Stories: featuring Trickster as a character: The Trickster Cycle, Trickster Gets Pregnant, Trickster's Warpath, Trickster's Anus Guards the Ducks, Lake Winnebago Origin Myth, The Mission of the Five Sons of Earthmaker, Baldheaded Warclub Origin Myth, Trickster Soils the Princess, Trickster, the Wolf, the Turtle, and the Meadow Lark, Soft Shelled Turtle Gets Married, The Medicine Rite Foundation Myth, Trickster Concludes His Mission, The Abduction and Rescue of Trickster, The Elk's Skull, Trickster and the Mothers, The Markings on the Moon, The Spirit of Gambling, The Woman who Became an Ant, The Green Man, The Red Man, Trickster Takes Little Fox for a Ride, Trickster Loses His Meal, Trickster's Tail, A Mink Tricks Trickster, Trickster's Penis, Trickster Loses Most of His Penis, The Scenting Contest, The Bungling Host, Mink Soils the Princess, Trickster and the Children, Trickster and the Eagle, Trickster and the Geese, Trickster and the Dancers, Trickster and the Honey, Trickster's Adventures in the Ocean, The Pointing Man, Trickster Eats the Laxative Bulb, Trickster Visits His Family, The Coughing Up of the Black Hawks, The Petition to Earthmaker, Waruǧápara, Hare Secures the Creation Lodge; about buffaloes and Buffalo Spirits: Buffalo Clan Origin Myth, Eats the Stinking Part of the Deer Ankle, The Blessings of the Buffalo Spirits, White Fisher, Brass and Red Bear Boy, Bluehorn Rescues His Sister, Bluehorn's Nephews, Redhorn's Father, The Woman who became an Ant, Buffalo Dance Origin Myth, The Buffalo's Walk, The Blessing of Šokeboka, The Creation of the World (v. 3), The Annihilation of the Hočągara I, The Medicine Rite Foundation Myth, The Red Feather, Wazųka, Holy One and His Brother, Old Man and Wears White Feather, The Orphan who was Blessed with a Horse.
Themes: posing as a benefactor, someone tricks a game animal into making a fatal mistake so that he can make a meal out of it: Porcupine and His Brothers; Trickster hunts buffalo: The Woman Who Became an Ant; a man's organ acts as though it had a will of its own: Trickster's Anus Guards the Ducks, Trickster's Penis; someone inflicts harm on one of his own organs because it seems to have a contrary will of its own: Trickster's Anus Guards the Ducks.

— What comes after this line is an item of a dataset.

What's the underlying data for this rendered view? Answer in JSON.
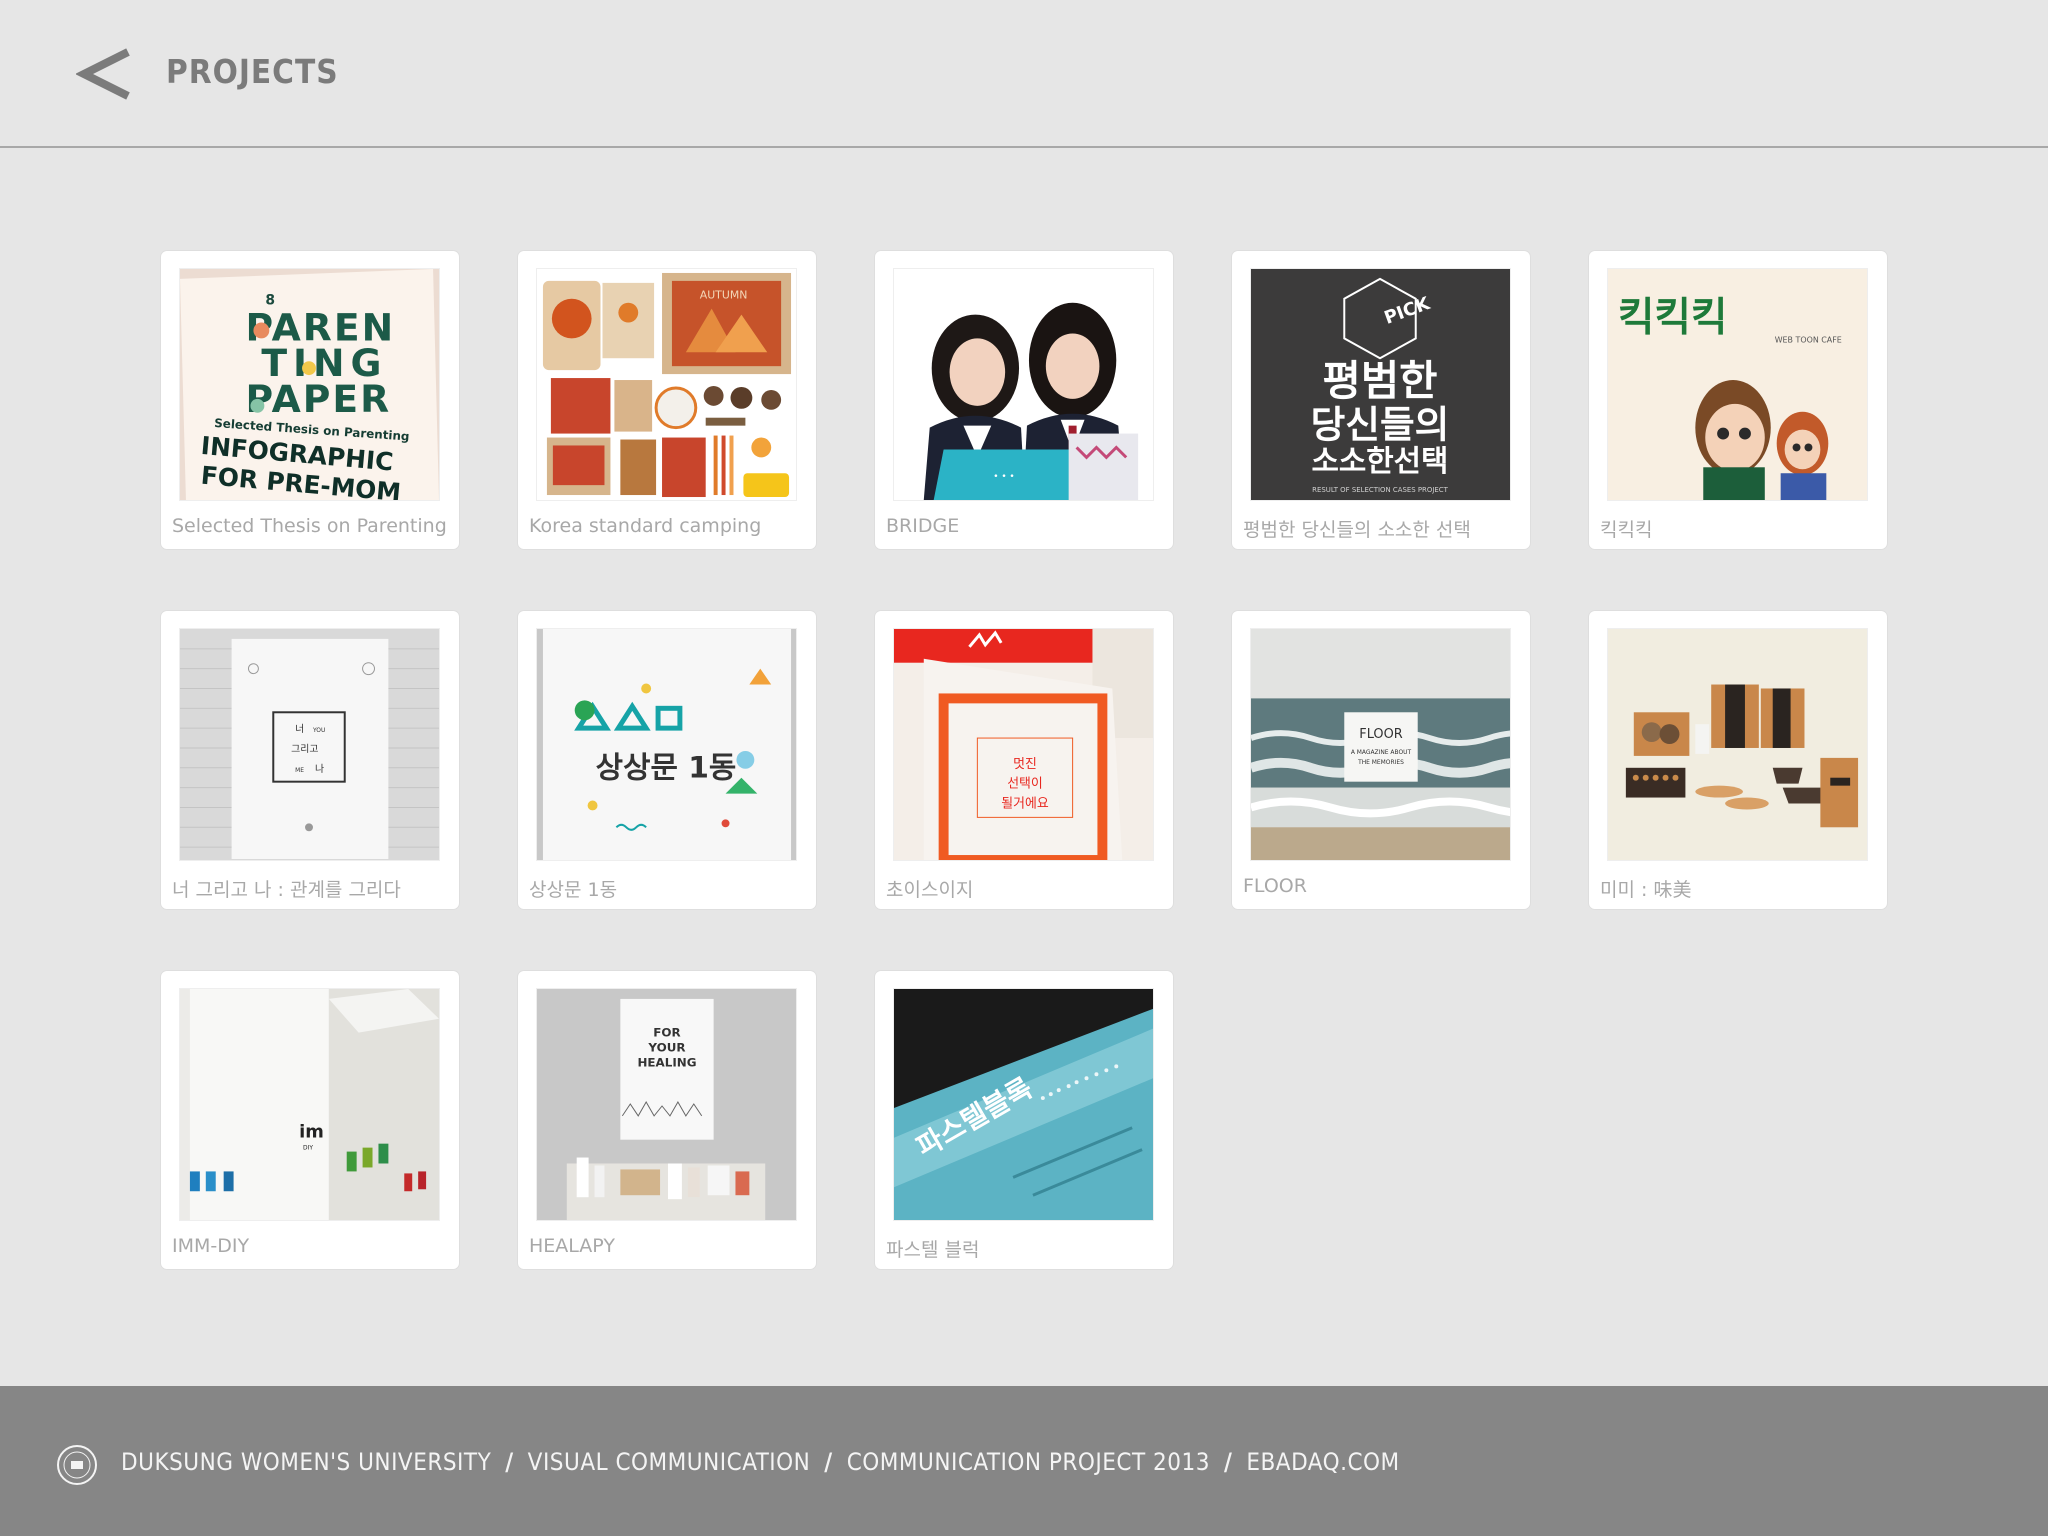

 Paul Radin, The Trickster: A Study in American Indian Mythology (New York: Schocken Books, 1956) 7-8; Kathleen Danker and Felix White, Sr., The Hollow of Echoes (Lincoln: University of Nebraska Press, 1978) 6. Informant: George Crow of the Nebraska Hočągara. The original text is in "Wakdjukaga," in Paul Radin, Winnebago Notebooks, Freeman #3897 (Philadelphia: American Philosophical Society, ca. 1912) Winnebago V, #7: 27-37.
 "Old Man Coyote and the Buffalo," in Richard Erdoes and Alfonso Ortiz (edd.), American Indian Trickster Tales (New York: Penguin-Putnam, Inc., 1998) 44-45.